Mechanical and aerospace engineering assistant professor Xinfan Lin has received the prestigious National Science Foundation (NSF) Early Career Development Program (CAREER) Award. The CAREER Award recognizes young faculty members across the country who have the potential to be leaders in their fields. He is one of 500 researchers from across the country and one of eight College of Engineering faculty to receive the honor this year.
Lin’s proposal, “Active Learning of Second-Life Battery Systems by Combining Reinforcement Learning Principles and Device Physics,” received five years of funding through the award and will be likely serve as a foundational project for the rest of his career.
When electric vehicle (EV) batteries are “retired” from use, they still have roughly 80% of their original capacity. Instead of being thrown away, many batteries are given a “second life” in lower-power systems that store solar and wind energy. While this is a popular and proven solution, EV batteries need to be evaluated before they are used, as some may have more capacity than others or may have been damaged or degraded in their first life.
Not knowing how healthy the batteries are makes it hard to guarantee that these second-life systems are both safe and efficient. Currently, evaluating these EV batteries is done by hand, making it both expensive and time-consuming, and even then, it only evaluates a battery’s health before it’s installed in a new system. Lin’s goal is to develop a machine learning framework that can do this quickly, accurately, for any battery and at any time in the battery’s life.
To do this, he will develop an active learning system with a knowledge of device physics that can read current and voltage data from a battery and quickly tell users vital information about its health, such as capacity, the lithium diffusion rate and how well it can accommodate the flow of lithium ions. His goal is to also have the platform learn the optimal input currents for providing output data that will clearly indicate each of these factors.
“This is among the first attempts to leverage the principle of reinforcement learning for battery estimation,” he said.
If successful, the framework will help researchers develop second-life battery systems faster, which will help accelerate the green energy revolution.
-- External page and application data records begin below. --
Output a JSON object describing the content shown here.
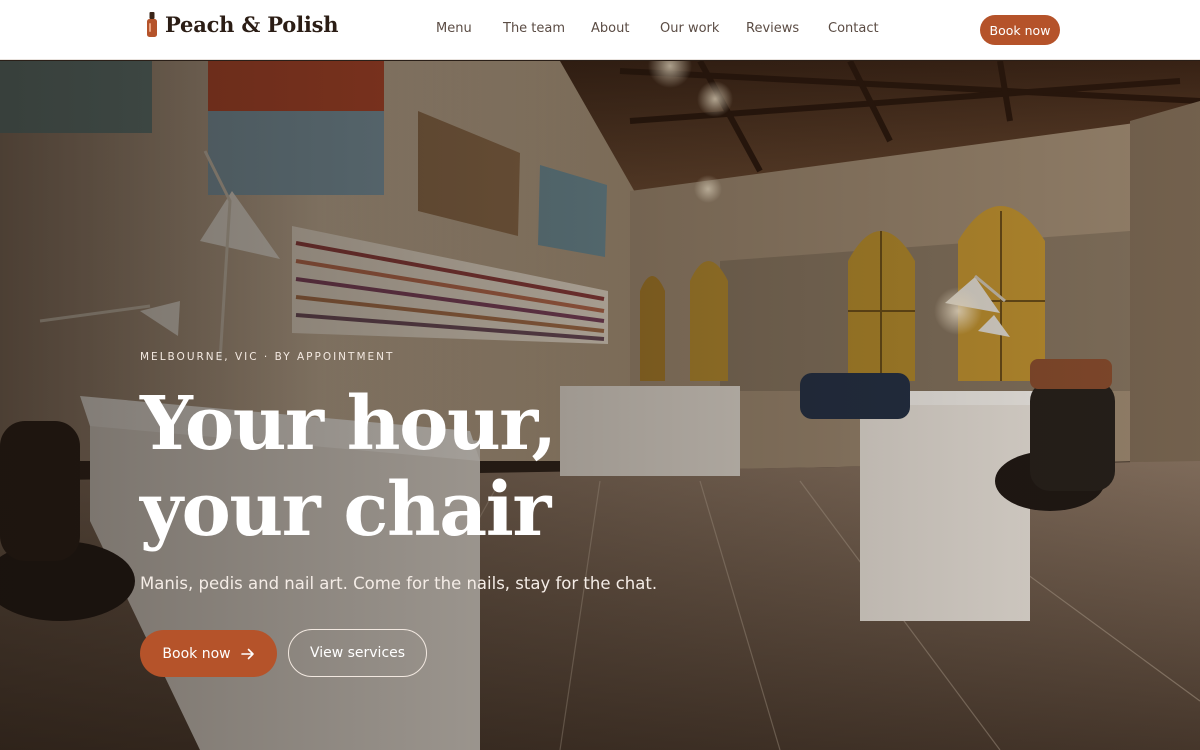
{
  "brand": {
    "name": "Peach & Polish",
    "icon": "nail-polish-bottle-icon"
  },
  "nav": {
    "items": [
      {
        "label": "Menu"
      },
      {
        "label": "The team"
      },
      {
        "label": "About"
      },
      {
        "label": "Our work"
      },
      {
        "label": "Reviews"
      },
      {
        "label": "Contact"
      }
    ],
    "cta_label": "Book now"
  },
  "hero": {
    "eyebrow": "MELBOURNE, VIC · BY APPOINTMENT",
    "headline_line1": "Your hour,",
    "headline_line2": "your chair",
    "subhead": "Manis, pedis and nail art. Come for the nails, stay for the chat.",
    "primary_button": {
      "label": "Book now",
      "icon": "arrow-right-icon"
    },
    "secondary_button": {
      "label": "View services"
    }
  },
  "colors": {
    "accent": "#b5532a",
    "header_bg": "#ffffff",
    "brand_text": "#2b1d15",
    "nav_text": "#5b4c44"
  }
}
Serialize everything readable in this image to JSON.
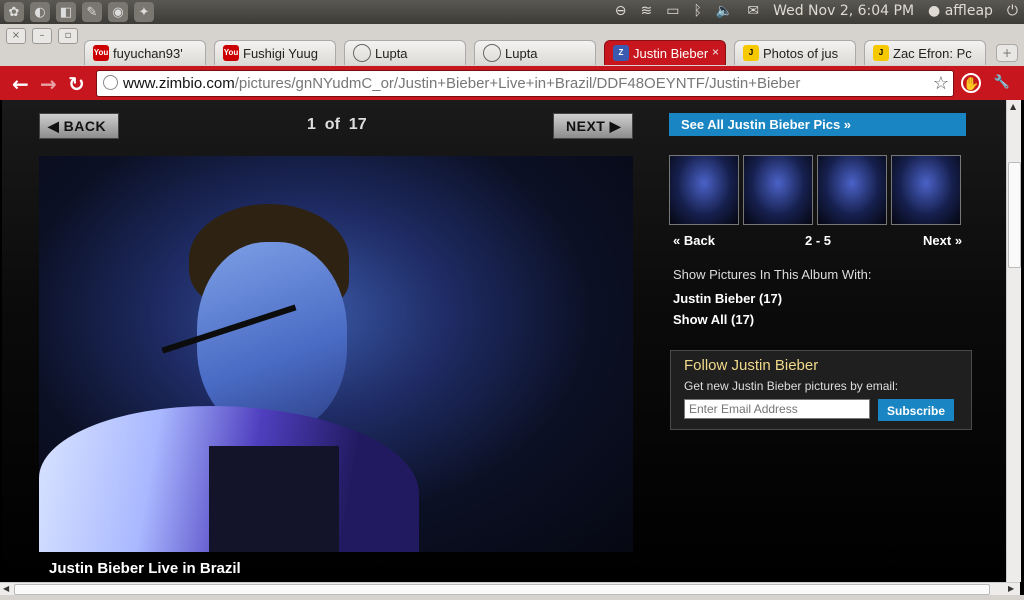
{
  "panel": {
    "datetime": "Wed Nov  2,  6:04 PM",
    "user": "affleap"
  },
  "tabs": [
    {
      "title": "fuyuchan93'",
      "favicon": "youtube"
    },
    {
      "title": "Fushigi Yuug",
      "favicon": "youtube"
    },
    {
      "title": "Lupta",
      "favicon": "globe"
    },
    {
      "title": "Lupta",
      "favicon": "globe"
    },
    {
      "title": "Justin Bieber",
      "favicon": "zimbio",
      "active": true
    },
    {
      "title": "Photos of jus",
      "favicon": "j"
    },
    {
      "title": "Zac Efron: Pc",
      "favicon": "j"
    }
  ],
  "omnibox": {
    "domain": "www.zimbio.com",
    "path": "/pictures/gnNYudmC_or/Justin+Bieber+Live+in+Brazil/DDF48OEYNTF/Justin+Bieber"
  },
  "gallery": {
    "back_label": "BACK",
    "next_label": "NEXT",
    "current": "1",
    "of_label": "of",
    "total": "17",
    "caption": "Justin Bieber Live in Brazil"
  },
  "sidebar": {
    "see_all": "See All Justin Bieber Pics »",
    "thumbs_back": "Back",
    "thumbs_range": "2 - 5",
    "thumbs_next": "Next",
    "show_pictures_label": "Show Pictures In This Album With:",
    "filter_person": "Justin Bieber (17)",
    "filter_all": "Show All (17)"
  },
  "follow": {
    "title": "Follow Justin Bieber",
    "subtitle": "Get new Justin Bieber pictures by email:",
    "email_placeholder": "Enter Email Address",
    "subscribe_label": "Subscribe"
  },
  "colors": {
    "chrome_red": "#c8161e",
    "zimbio_blue": "#1985c2",
    "follow_title": "#f1d98a"
  }
}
It also gives Lin a platform to promote artificial intelligence and machine learning education at UC Davis and in his field through teaching and training students who work on this project and in his group.
As he moves forward in his career, Lin is thankful for the support of his senior colleagues and department chairs in the MAE department, who have had his back and served as mentors since he started up his research group in 2017.
“I have been very lucky to have all the faculty on my side,” he said. “The supportive atmosphere of the department was so critical in helping me get this award.”